Financial markets were unimpressed by European Central Bank president Mario Draghi’s suggestion that the bank is preparing a new approach to get a grip on the continent’s debt crisis.
US stocks are sliding after the European Central Bank failed to take any decisive action for solving the region’s debt crisis.
Hopes had been high that the ECB would roll out concrete steps after president Mario Draghi promised last week to do “whatever it takes” to keep the union of the 17 countries that use the euro intact.
Draghi told a press briefing after the ECB held its main interest rate at 0.75 percent that the bank can intervene in the bond market to drive down high interest rates.
He said the ECB could buy bonds in the markets, insisted that the euro currency was irreversible and promised to address investor concerns that the ECB will be repaid first on any bonds it holds, before other investors.
He also said the ECB would consider other emergency measures over the weeks to come.
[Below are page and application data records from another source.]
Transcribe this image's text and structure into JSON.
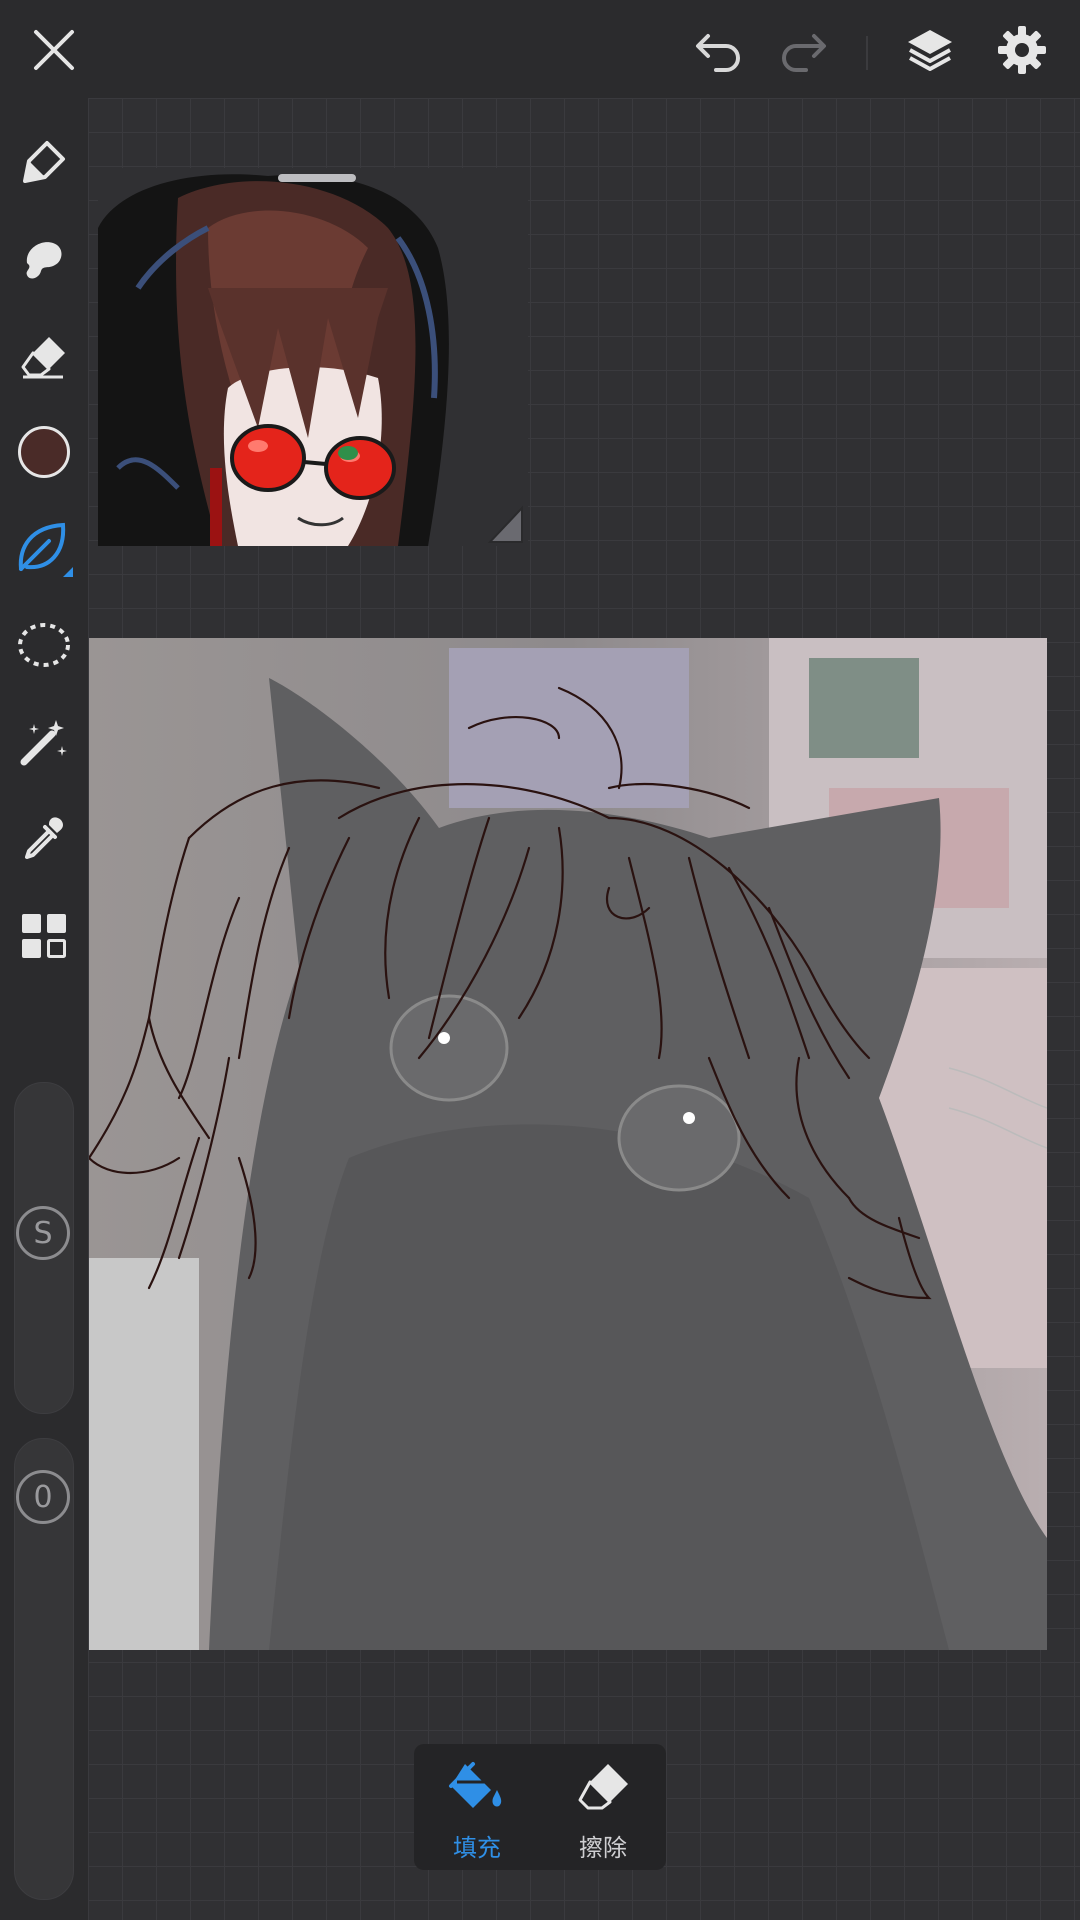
{
  "colors": {
    "background": "#2b2b2d",
    "grid_bg": "#303033",
    "accent_blue": "#2f8fe6",
    "current_color": "#4a2b28",
    "icon": "#e6e6e6",
    "icon_disabled": "#6a6a6e"
  },
  "topbar": {
    "close_icon": "close-icon",
    "undo_icon": "undo-icon",
    "redo_icon": "redo-icon",
    "layers_icon": "layers-icon",
    "settings_icon": "gear-icon"
  },
  "toolbar": {
    "tools": [
      "brush",
      "smudge",
      "eraser",
      "color",
      "fill-lasso-leaf",
      "lasso-select",
      "magic-wand",
      "eyedropper",
      "grid-menu"
    ],
    "active_tool": "fill-lasso-leaf",
    "size_knob_label": "S",
    "opacity_knob_label": "0"
  },
  "fill_panel": {
    "fill_label": "填充",
    "erase_label": "擦除",
    "active": "fill"
  }
}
Though many analysts think that could mean the ECB could inject new money in the financial system, it’s not a done deal — Germany’s Bundesbank is likely to remain opposed.
“After all, these remain promises,” said Dan Greenhaus, chief global strategist at BTIG. “Investors are tired of promises. They want action.”
Before Draghi’s statement, stocks and the euro were buoyant. As he spoke they both went into reverse.
In Europe, Germany’s DAX was down 1.4 percent at 6,657 while the CAC-40 in France fell 1.3 percent to 3,278. The FTSE 100 index of leading British shares was down 0.7 percent at 5,675.
The euro was 0.2 percent lower at $1.2215.
The Dow Jones industrial average is down 86 at 12,885. The S&P 500 is down 11 to 1,365. The Nasdaq composite index is down 17 to 2,903.
Knight Capital, the company that Wednesday took the blame for a technical glitch that sent trading briefly into chaos, plunged 49 percent, losing $3.40 to $3.54.
Abercrombie & Fitch and Aeropostale are also down sharply after pre-announcing disappointing second-quarter sales.